### Work order:
Copy each line from the data that has the word "preseparated" in it.

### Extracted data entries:
Start of Block
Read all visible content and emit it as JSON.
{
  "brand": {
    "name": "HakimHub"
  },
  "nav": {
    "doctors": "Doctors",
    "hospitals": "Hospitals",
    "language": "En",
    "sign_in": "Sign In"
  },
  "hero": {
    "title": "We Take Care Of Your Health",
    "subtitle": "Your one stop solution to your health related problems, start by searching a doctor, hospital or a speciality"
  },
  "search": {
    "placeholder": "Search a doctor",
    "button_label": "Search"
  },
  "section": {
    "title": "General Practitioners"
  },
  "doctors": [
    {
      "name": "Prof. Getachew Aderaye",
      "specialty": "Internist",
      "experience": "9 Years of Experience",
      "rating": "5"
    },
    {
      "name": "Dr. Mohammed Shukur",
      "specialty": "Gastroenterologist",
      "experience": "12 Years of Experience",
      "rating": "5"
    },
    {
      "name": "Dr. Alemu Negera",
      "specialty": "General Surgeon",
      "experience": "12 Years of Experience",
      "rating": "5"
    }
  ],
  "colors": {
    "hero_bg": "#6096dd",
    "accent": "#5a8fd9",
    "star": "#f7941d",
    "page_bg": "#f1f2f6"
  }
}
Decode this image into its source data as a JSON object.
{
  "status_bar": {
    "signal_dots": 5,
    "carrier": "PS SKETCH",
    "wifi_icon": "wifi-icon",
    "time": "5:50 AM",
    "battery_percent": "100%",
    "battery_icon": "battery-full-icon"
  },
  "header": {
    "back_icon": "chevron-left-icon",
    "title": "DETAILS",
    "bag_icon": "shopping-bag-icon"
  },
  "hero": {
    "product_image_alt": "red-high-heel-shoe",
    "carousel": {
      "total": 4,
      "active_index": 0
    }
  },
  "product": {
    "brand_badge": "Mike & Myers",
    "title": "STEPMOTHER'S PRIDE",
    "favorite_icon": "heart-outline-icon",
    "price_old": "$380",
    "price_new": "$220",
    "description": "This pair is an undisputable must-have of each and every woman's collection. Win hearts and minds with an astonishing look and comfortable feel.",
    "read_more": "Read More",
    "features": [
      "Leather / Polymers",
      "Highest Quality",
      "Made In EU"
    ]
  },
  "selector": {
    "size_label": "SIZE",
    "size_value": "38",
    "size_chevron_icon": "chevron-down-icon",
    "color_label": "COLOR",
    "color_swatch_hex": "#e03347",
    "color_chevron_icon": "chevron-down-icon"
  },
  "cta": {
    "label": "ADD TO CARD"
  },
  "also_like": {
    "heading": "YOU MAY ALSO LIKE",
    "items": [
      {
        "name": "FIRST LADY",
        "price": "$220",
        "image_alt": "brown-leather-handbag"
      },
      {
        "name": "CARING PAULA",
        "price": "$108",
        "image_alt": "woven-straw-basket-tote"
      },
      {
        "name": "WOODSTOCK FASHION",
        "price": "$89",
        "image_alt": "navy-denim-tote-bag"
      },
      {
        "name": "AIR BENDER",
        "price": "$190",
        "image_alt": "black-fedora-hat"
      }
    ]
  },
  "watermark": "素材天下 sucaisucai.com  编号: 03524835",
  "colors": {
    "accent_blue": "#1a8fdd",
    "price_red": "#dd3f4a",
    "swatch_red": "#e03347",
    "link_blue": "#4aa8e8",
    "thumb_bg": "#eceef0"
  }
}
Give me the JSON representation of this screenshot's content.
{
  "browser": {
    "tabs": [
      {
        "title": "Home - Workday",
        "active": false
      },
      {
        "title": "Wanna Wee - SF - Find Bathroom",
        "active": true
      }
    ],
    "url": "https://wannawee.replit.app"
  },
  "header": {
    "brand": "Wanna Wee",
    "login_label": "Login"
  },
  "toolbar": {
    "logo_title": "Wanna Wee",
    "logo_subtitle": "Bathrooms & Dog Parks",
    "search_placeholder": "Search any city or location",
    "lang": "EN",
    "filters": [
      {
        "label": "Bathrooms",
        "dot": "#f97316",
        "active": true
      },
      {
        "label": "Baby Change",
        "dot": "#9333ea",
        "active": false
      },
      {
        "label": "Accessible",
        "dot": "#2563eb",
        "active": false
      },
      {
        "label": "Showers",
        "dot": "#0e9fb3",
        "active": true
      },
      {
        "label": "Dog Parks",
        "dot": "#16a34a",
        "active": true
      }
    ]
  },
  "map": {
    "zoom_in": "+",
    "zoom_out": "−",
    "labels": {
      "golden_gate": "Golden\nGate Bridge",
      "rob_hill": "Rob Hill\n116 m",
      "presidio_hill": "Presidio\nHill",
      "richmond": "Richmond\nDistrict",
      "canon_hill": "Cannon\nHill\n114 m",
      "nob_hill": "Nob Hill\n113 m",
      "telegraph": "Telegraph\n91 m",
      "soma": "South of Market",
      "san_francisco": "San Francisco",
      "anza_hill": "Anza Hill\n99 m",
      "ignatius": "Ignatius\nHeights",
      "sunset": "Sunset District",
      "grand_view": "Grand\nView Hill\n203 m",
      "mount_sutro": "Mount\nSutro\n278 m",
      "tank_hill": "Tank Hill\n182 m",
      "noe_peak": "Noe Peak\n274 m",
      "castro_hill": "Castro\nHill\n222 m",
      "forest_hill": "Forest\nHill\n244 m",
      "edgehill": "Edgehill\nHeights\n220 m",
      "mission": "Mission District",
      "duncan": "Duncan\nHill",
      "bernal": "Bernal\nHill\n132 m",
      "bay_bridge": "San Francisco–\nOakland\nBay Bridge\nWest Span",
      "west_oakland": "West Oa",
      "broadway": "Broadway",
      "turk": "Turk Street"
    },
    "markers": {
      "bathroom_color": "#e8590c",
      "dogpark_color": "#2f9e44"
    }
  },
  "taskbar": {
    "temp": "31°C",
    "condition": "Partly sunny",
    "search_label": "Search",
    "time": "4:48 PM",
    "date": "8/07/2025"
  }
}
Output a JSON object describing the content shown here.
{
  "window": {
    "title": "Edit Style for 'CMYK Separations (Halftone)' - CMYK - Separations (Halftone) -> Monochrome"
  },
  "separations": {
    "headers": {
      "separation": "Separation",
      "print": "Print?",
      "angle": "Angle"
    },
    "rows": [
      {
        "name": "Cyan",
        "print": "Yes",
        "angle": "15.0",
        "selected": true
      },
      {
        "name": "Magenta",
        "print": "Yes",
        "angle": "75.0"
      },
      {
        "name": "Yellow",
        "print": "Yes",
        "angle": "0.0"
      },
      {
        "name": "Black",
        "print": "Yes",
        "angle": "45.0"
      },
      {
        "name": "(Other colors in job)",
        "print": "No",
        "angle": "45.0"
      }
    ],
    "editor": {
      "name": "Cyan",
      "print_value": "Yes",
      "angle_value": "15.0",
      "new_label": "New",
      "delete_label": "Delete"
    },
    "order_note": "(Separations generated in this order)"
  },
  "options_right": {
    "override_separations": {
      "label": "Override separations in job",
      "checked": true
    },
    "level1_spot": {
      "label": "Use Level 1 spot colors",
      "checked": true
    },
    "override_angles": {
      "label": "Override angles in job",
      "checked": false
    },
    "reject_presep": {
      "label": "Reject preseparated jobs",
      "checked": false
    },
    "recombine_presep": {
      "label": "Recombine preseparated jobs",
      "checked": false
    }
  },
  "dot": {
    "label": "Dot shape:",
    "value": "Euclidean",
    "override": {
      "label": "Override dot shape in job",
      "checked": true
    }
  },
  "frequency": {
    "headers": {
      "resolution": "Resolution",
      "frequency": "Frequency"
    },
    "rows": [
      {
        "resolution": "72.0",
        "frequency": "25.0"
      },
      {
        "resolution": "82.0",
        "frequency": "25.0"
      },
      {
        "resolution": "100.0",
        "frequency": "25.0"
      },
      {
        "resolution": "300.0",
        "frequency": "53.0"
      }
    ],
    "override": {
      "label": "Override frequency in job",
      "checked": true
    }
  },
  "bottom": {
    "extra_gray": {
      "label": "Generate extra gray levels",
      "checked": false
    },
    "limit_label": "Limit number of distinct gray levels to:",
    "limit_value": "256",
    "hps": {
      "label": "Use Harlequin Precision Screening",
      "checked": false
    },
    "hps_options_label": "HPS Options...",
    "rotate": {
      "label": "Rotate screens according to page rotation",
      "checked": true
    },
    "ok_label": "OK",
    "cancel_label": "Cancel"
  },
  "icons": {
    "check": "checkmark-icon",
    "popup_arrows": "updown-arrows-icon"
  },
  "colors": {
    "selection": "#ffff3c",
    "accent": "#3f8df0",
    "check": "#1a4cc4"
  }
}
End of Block
### Exercise output:
      "label": "Reject preseparated jobs",
      "label": "Recombine preseparated jobs",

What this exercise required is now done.